Second, the extent to which the rule applies to same-sex couples isn’t clear. It certainly does when one member of a same-sex couple is charged with violating a domestic violence protective order obtained by the other. (Such orders can be issued to “current or former household members,” which obviously encompasses some same-sex couples. G.S. 50B-1(b)(5).) But what about when the charge is assault, or one of the other crimes for which the rule applies only to “a spouse or former spouse or a person with whom the defendant lives or has lived as if married”? Can a same-sex couple in North Carolina live together “as if married,” given that state law precludes same-sex marriage? If a same-sex couple marries in another state, then moves to North Carolina, are the members of the couple “spouses” for this purpose? There’s no case on point, and the criminal law faculty here at the School of Government disagree about the right answer and about the best practice given the uncertainty in this area. My own view is that the rule does apply to same-sex couples, based in part on the contrast between G.S. 50B-1(b)(2) (which specifies “persons of opposite sex who live together or have lived together,” when defining the relationships that can support a domestic violence protective order) and G.S. 15A-534.1(a) (which says nothing about “opposite sex” when defining the relationships that trigger the 48 hour rule). But let me repeat that others here disagree, and more importantly, that the courts haven’t spoken. I’d be very interested to know what the practice is out there, and whether any counties have a written or unwritten policy about this issue.
Third, I was recently asked whether the rule applies to opposite-sex relationships in which a legal marriage is impossible, such as between first cousins, [update: first cousins can marry in North Carolina but not double first cousins, G.S. 51-3] or between people who are already married to others. I think so. The purpose of the law is to ensure that domestic violence cases are handled carefully, by legally-trained judicial officials, presumably because of the risks of repeat violence inherent in such cases.
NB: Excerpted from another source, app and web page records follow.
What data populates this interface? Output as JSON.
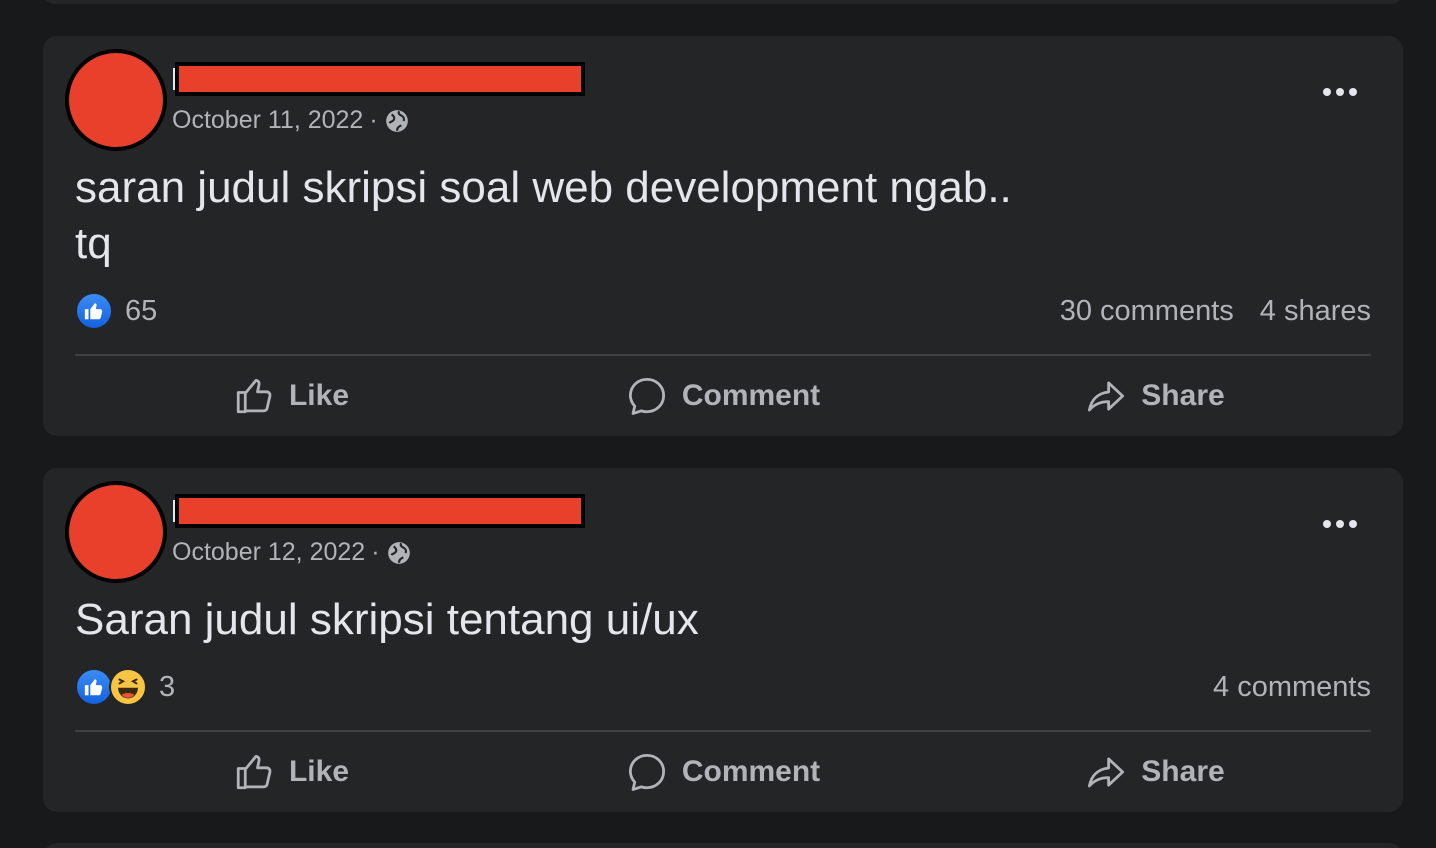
{
  "posts": [
    {
      "date": "October 11, 2022",
      "separator": "·",
      "text": "saran judul skripsi soal web development ngab..\ntq",
      "reaction_count": "65",
      "comments": "30 comments",
      "shares": "4 shares"
    },
    {
      "date": "October 12, 2022",
      "separator": "·",
      "text": "Saran judul skripsi tentang ui/ux",
      "reaction_count": "3",
      "comments": "4 comments"
    }
  ],
  "actions": {
    "like": "Like",
    "comment": "Comment",
    "share": "Share"
  },
  "icons": {
    "audience": "globe-icon",
    "menu": "more-icon",
    "like": "thumbs-up-icon",
    "comment": "speech-bubble-icon",
    "share": "share-arrow-icon"
  },
  "colors": {
    "background": "#18191a",
    "card": "#242526",
    "redaction": "#e8402a",
    "like_blue": "#1877f2"
  }
}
That purpose is served by interpreting “as if married” to mean “romantic, not just roommates,” rather than as requiring a careful inquiry into the defendant’s eligibility to marry the alleged victim.